> _The input_
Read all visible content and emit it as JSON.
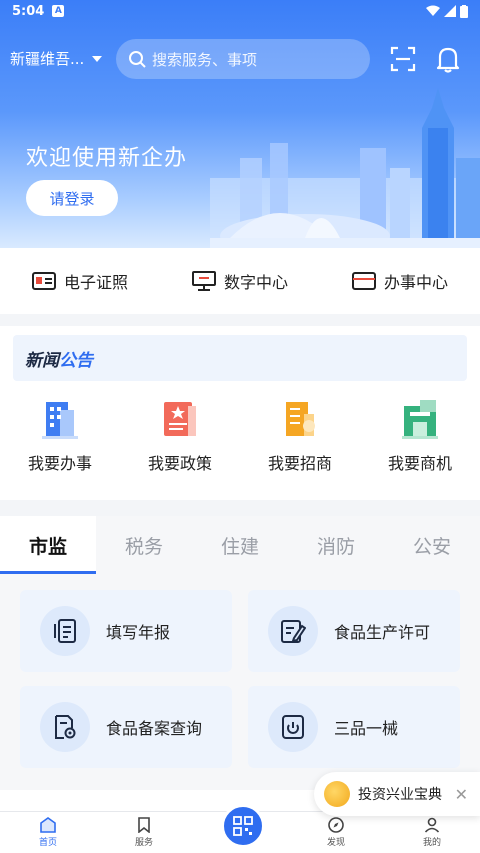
{
  "status_bar": {
    "time": "5:04",
    "badge": "A"
  },
  "header": {
    "region": "新疆维吾...",
    "search_placeholder": "搜索服务、事项"
  },
  "hero": {
    "welcome": "欢迎使用新企办",
    "login_button": "请登录"
  },
  "quick_links": [
    {
      "label": "电子证照",
      "icon": "id-card-icon"
    },
    {
      "label": "数字中心",
      "icon": "monitor-icon"
    },
    {
      "label": "办事中心",
      "icon": "wallet-icon"
    }
  ],
  "news": {
    "title_part1": "新闻",
    "title_part2": "公告"
  },
  "services": [
    {
      "label": "我要办事",
      "icon": "office-building-icon",
      "color": "#3f7df2"
    },
    {
      "label": "我要政策",
      "icon": "policy-book-icon",
      "color": "#f26a5a"
    },
    {
      "label": "我要招商",
      "icon": "investment-building-icon",
      "color": "#f5a623"
    },
    {
      "label": "我要商机",
      "icon": "business-building-icon",
      "color": "#35b27e"
    }
  ],
  "tabs": [
    {
      "label": "市监",
      "active": true
    },
    {
      "label": "税务",
      "active": false
    },
    {
      "label": "住建",
      "active": false
    },
    {
      "label": "消防",
      "active": false
    },
    {
      "label": "公安",
      "active": false
    }
  ],
  "cards": [
    {
      "label": "填写年报",
      "icon": "report-icon"
    },
    {
      "label": "食品生产许可",
      "icon": "edit-doc-icon"
    },
    {
      "label": "食品备案查询",
      "icon": "doc-search-icon"
    },
    {
      "label": "三品一械",
      "icon": "power-box-icon"
    }
  ],
  "promo": {
    "label": "投资兴业宝典"
  },
  "bottom_nav": [
    {
      "label": "首页",
      "icon": "home-icon",
      "active": true
    },
    {
      "label": "服务",
      "icon": "bookmark-icon",
      "active": false
    },
    {
      "label": "",
      "icon": "qr-code-icon",
      "active": false
    },
    {
      "label": "发现",
      "icon": "compass-icon",
      "active": false
    },
    {
      "label": "我的",
      "icon": "user-icon",
      "active": false
    }
  ],
  "colors": {
    "primary": "#2f6df0",
    "hero_top": "#3b7ef8",
    "card_bg": "#eef4fd"
  }
}
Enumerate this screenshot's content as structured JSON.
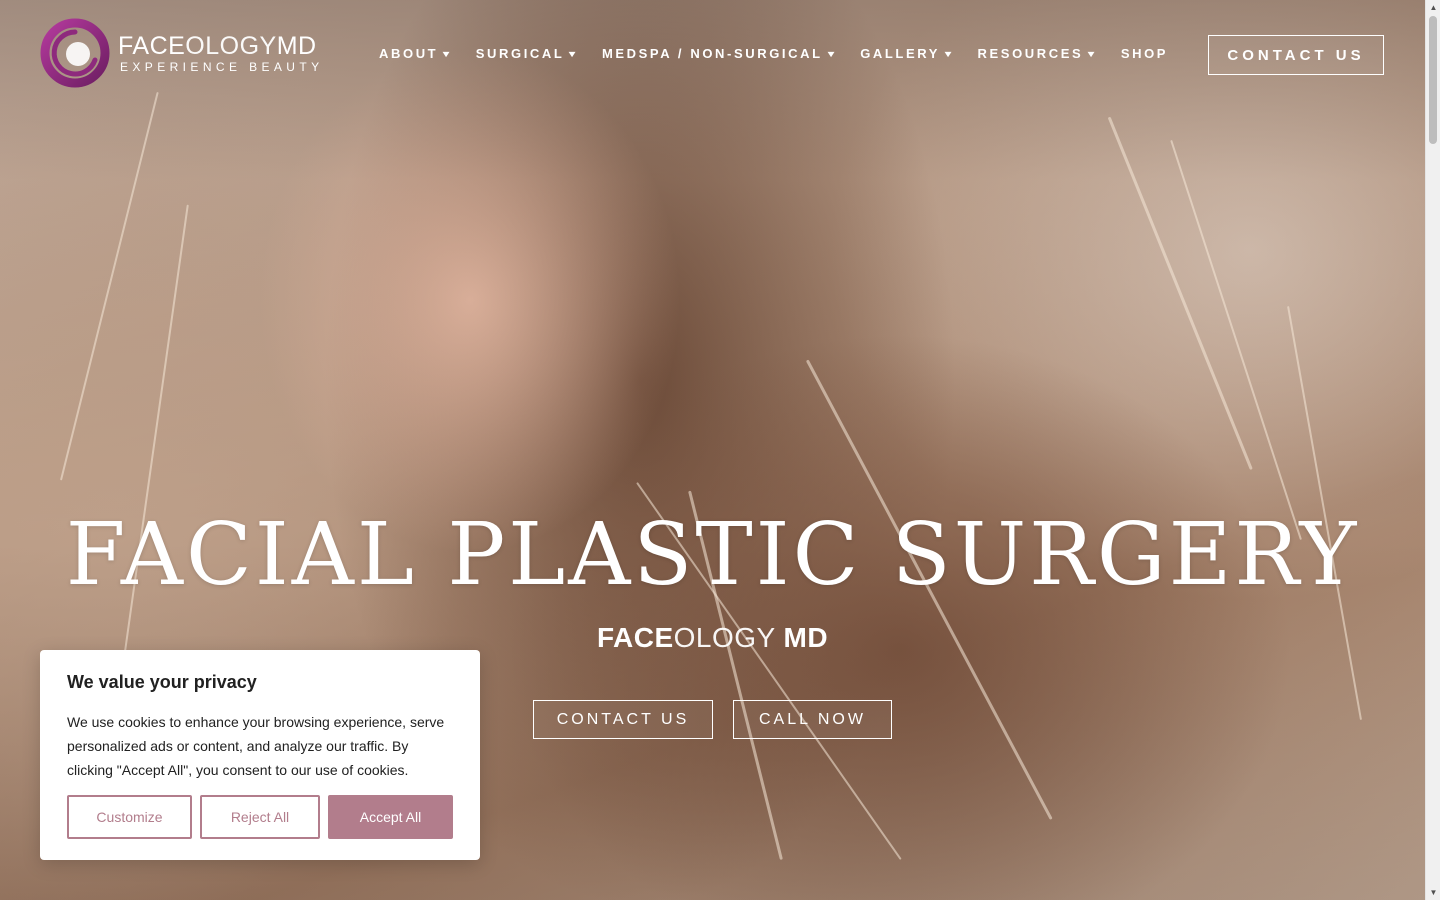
{
  "brand": {
    "name_bold": "FACE",
    "name_light": "OLOGY",
    "name_suffix": "MD",
    "tagline": "EXPERIENCE BEAUTY",
    "logo_icon": "swirl-ring-icon",
    "accent": "#8e2a7d"
  },
  "nav": {
    "items": [
      {
        "label": "ABOUT",
        "dropdown": true
      },
      {
        "label": "SURGICAL",
        "dropdown": true
      },
      {
        "label": "MEDSPA / NON-SURGICAL",
        "dropdown": true
      },
      {
        "label": "GALLERY",
        "dropdown": true
      },
      {
        "label": "RESOURCES",
        "dropdown": true
      },
      {
        "label": "SHOP",
        "dropdown": false
      }
    ],
    "contact_label": "CONTACT US"
  },
  "hero": {
    "headline": "FACIAL PLASTIC SURGERY",
    "sub_bold": "FACE",
    "sub_light": "OLOGY",
    "sub_suffix": "MD",
    "cta_contact": "CONTACT US",
    "cta_call": "CALL NOW"
  },
  "cookie": {
    "title": "We value your privacy",
    "body": "We use cookies to enhance your browsing experience, serve personalized ads or content, and analyze our traffic. By clicking \"Accept All\", you consent to our use of cookies.",
    "customize": "Customize",
    "reject": "Reject All",
    "accept": "Accept All",
    "accent": "#b27d8c"
  }
}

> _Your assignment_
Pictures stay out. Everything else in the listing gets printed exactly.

> _Answer to this problem_
Read all visible content and emit it as JSON.
{
  "status_bar": {
    "time": "5:04",
    "badge": "A"
  },
  "header": {
    "region": "新疆维吾...",
    "search_placeholder": "搜索服务、事项"
  },
  "hero": {
    "welcome": "欢迎使用新企办",
    "login_button": "请登录"
  },
  "quick_links": [
    {
      "label": "电子证照",
      "icon": "id-card-icon"
    },
    {
      "label": "数字中心",
      "icon": "monitor-icon"
    },
    {
      "label": "办事中心",
      "icon": "wallet-icon"
    }
  ],
  "news": {
    "title_part1": "新闻",
    "title_part2": "公告"
  },
  "services": [
    {
      "label": "我要办事",
      "icon": "office-building-icon",
      "color": "#3f7df2"
    },
    {
      "label": "我要政策",
      "icon": "policy-book-icon",
      "color": "#f26a5a"
    },
    {
      "label": "我要招商",
      "icon": "investment-building-icon",
      "color": "#f5a623"
    },
    {
      "label": "我要商机",
      "icon": "business-building-icon",
      "color": "#35b27e"
    }
  ],
  "tabs": [
    {
      "label": "市监",
      "active": true
    },
    {
      "label": "税务",
      "active": false
    },
    {
      "label": "住建",
      "active": false
    },
    {
      "label": "消防",
      "active": false
    },
    {
      "label": "公安",
      "active": false
    }
  ],
  "cards": [
    {
      "label": "填写年报",
      "icon": "report-icon"
    },
    {
      "label": "食品生产许可",
      "icon": "edit-doc-icon"
    },
    {
      "label": "食品备案查询",
      "icon": "doc-search-icon"
    },
    {
      "label": "三品一械",
      "icon": "power-box-icon"
    }
  ],
  "promo": {
    "label": "投资兴业宝典"
  },
  "bottom_nav": [
    {
      "label": "首页",
      "icon": "home-icon",
      "active": true
    },
    {
      "label": "服务",
      "icon": "bookmark-icon",
      "active": false
    },
    {
      "label": "",
      "icon": "qr-code-icon",
      "active": false
    },
    {
      "label": "发现",
      "icon": "compass-icon",
      "active": false
    },
    {
      "label": "我的",
      "icon": "user-icon",
      "active": false
    }
  ],
  "colors": {
    "primary": "#2f6df0",
    "hero_top": "#3b7ef8",
    "card_bg": "#eef4fd"
  }
}
Enumerate this screenshot's content as structured JSON.
{
  "brand": {
    "name_bold": "FACE",
    "name_light": "OLOGY",
    "name_suffix": "MD",
    "tagline": "EXPERIENCE BEAUTY",
    "logo_icon": "swirl-ring-icon",
    "accent": "#8e2a7d"
  },
  "nav": {
    "items": [
      {
        "label": "ABOUT",
        "dropdown": true
      },
      {
        "label": "SURGICAL",
        "dropdown": true
      },
      {
        "label": "MEDSPA / NON-SURGICAL",
        "dropdown": true
      },
      {
        "label": "GALLERY",
        "dropdown": true
      },
      {
        "label": "RESOURCES",
        "dropdown": true
      },
      {
        "label": "SHOP",
        "dropdown": false
      }
    ],
    "contact_label": "CONTACT US"
  },
  "hero": {
    "headline": "FACIAL PLASTIC SURGERY",
    "sub_bold": "FACE",
    "sub_light": "OLOGY",
    "sub_suffix": "MD",
    "cta_contact": "CONTACT US",
    "cta_call": "CALL NOW"
  },
  "cookie": {
    "title": "We value your privacy",
    "body": "We use cookies to enhance your browsing experience, serve personalized ads or content, and analyze our traffic. By clicking \"Accept All\", you consent to our use of cookies.",
    "customize": "Customize",
    "reject": "Reject All",
    "accept": "Accept All",
    "accent": "#b27d8c"
  }
}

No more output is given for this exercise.